Input data

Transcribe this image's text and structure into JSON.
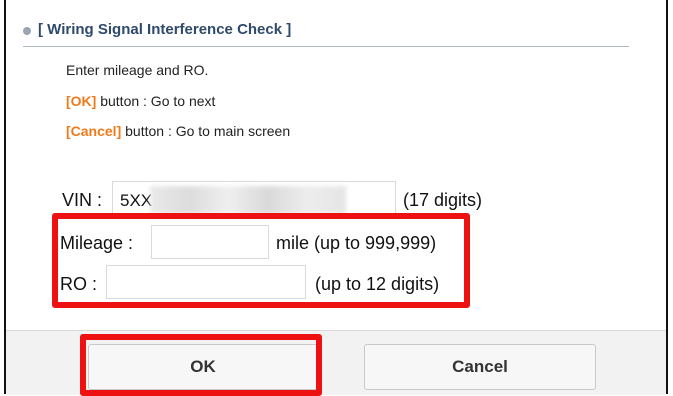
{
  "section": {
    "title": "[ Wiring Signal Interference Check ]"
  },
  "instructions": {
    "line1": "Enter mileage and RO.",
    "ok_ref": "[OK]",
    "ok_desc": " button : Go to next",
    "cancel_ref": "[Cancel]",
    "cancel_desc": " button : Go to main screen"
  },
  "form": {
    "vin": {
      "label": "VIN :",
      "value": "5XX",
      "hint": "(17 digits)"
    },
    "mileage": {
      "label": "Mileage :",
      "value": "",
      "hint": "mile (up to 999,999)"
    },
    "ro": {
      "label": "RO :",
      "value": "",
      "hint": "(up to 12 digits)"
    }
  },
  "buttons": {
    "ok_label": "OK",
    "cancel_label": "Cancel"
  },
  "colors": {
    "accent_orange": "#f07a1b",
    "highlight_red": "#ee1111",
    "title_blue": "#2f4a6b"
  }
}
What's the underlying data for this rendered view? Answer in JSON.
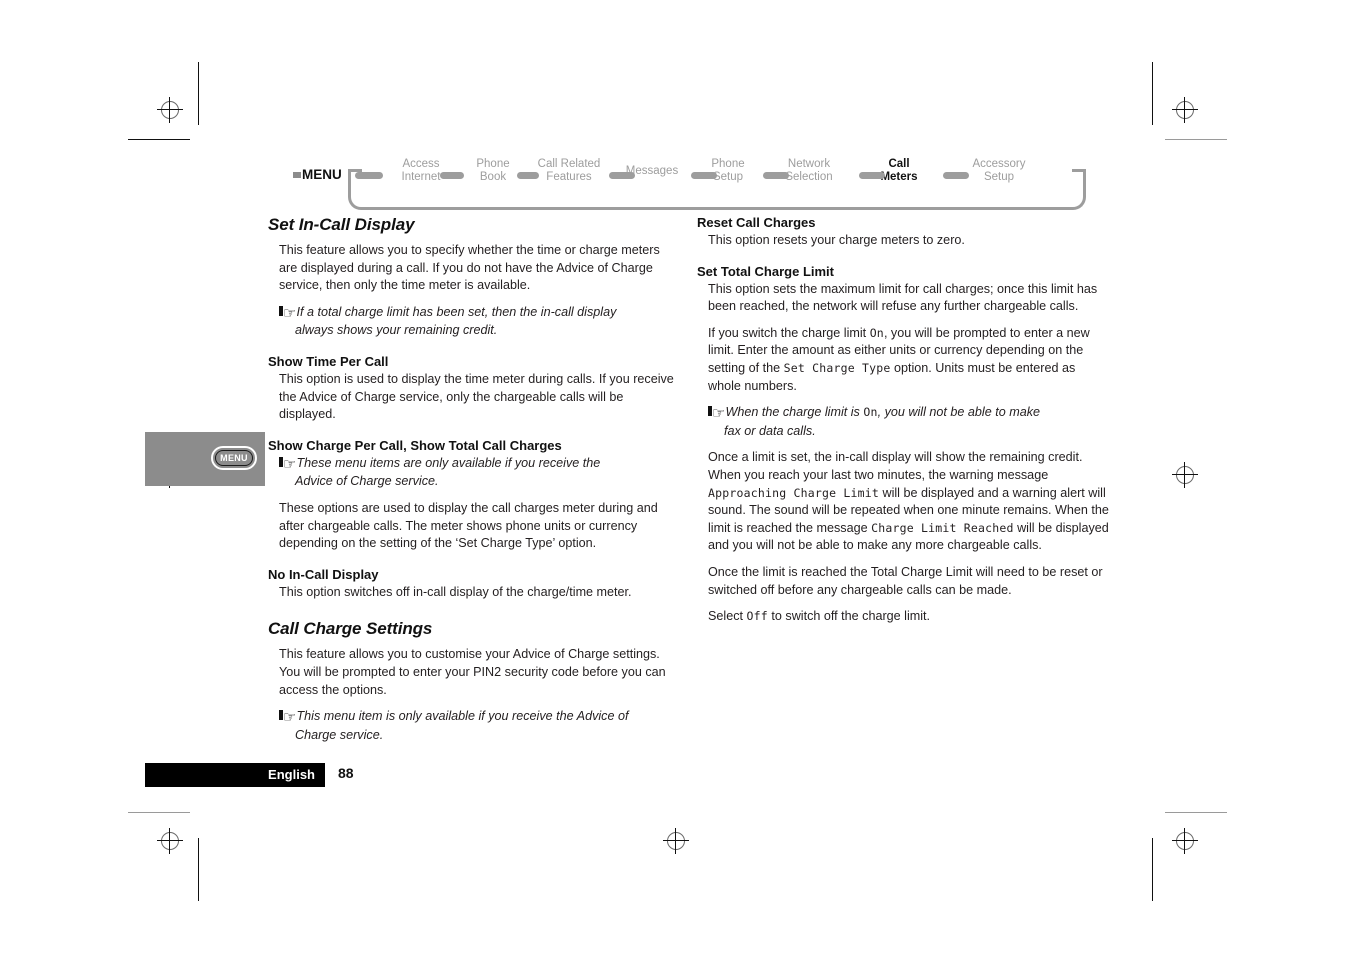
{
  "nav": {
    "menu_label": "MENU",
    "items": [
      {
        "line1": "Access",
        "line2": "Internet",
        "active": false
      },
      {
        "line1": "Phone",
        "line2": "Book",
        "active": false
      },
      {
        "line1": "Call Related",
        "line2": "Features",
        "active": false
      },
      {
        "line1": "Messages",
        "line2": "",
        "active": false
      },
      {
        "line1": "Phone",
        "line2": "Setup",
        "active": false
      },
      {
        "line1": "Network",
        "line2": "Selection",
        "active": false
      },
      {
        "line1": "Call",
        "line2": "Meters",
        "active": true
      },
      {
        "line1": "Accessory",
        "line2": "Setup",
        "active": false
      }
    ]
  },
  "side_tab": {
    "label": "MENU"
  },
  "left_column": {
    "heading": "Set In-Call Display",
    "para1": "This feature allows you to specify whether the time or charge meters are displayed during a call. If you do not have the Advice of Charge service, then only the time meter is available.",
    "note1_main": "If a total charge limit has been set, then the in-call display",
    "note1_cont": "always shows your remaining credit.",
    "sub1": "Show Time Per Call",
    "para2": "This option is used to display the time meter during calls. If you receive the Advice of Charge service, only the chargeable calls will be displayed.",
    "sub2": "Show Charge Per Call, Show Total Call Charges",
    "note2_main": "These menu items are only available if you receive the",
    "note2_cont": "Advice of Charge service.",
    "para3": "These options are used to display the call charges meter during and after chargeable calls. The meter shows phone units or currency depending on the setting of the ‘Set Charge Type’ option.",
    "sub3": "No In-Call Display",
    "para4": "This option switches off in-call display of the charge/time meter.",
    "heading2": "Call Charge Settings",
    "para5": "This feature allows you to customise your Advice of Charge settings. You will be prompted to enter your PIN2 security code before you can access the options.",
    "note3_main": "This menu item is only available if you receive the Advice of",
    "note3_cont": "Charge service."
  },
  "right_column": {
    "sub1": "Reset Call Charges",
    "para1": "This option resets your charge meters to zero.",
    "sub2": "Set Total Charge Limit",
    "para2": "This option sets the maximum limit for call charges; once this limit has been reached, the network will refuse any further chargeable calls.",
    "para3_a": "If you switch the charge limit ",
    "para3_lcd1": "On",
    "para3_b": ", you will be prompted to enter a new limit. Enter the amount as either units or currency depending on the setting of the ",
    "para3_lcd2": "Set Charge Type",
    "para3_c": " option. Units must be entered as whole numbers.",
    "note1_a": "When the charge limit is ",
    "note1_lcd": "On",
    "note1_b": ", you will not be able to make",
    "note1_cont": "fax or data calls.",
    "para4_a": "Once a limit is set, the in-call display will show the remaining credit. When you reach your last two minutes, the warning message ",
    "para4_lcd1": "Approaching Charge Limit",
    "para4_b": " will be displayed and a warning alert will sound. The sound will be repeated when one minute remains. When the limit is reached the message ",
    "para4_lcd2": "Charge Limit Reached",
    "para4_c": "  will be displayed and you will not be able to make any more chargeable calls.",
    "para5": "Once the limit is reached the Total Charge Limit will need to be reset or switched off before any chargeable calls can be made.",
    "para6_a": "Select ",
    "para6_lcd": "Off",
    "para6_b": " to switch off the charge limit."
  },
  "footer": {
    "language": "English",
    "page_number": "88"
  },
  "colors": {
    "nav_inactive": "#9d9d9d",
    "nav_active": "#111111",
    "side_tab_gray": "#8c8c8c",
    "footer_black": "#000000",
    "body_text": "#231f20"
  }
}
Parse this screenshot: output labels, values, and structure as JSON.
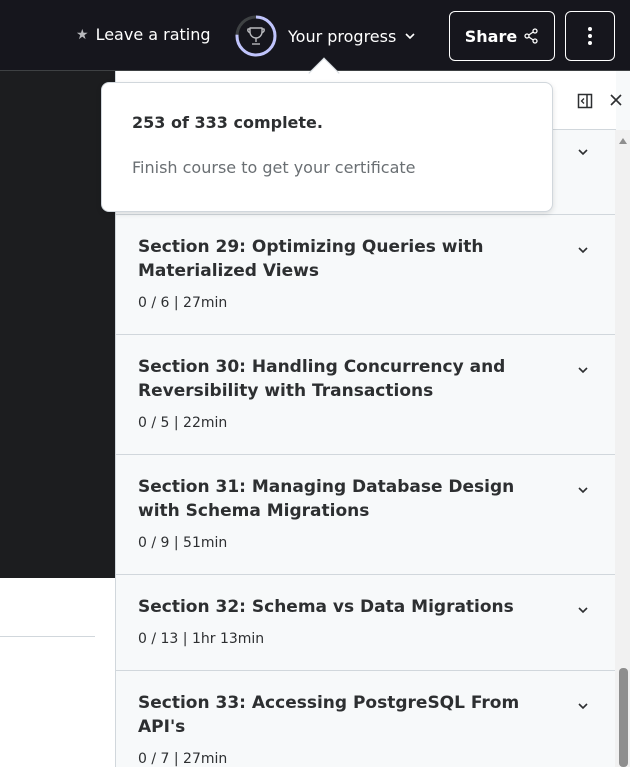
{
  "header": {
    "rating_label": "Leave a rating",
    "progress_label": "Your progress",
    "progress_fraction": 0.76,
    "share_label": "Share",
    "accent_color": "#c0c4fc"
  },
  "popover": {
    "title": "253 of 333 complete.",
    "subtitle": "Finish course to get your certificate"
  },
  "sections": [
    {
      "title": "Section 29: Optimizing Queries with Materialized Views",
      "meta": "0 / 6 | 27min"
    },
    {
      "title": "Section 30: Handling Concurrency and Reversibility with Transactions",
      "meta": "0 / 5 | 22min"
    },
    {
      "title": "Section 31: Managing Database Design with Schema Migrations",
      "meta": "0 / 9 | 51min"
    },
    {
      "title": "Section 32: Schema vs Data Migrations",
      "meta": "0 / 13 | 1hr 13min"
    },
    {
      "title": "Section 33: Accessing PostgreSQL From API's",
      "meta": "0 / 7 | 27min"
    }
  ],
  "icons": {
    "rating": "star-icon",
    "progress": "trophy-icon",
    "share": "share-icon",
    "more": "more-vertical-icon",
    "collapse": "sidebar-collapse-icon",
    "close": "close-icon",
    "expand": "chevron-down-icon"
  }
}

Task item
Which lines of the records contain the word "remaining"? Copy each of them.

Finished task
    "note1_cont": "always shows your remaining credit.",
    "para4_a": "Once a limit is set, the in-call display will show the remaining credit. When you reach your last two minutes, the warning message ",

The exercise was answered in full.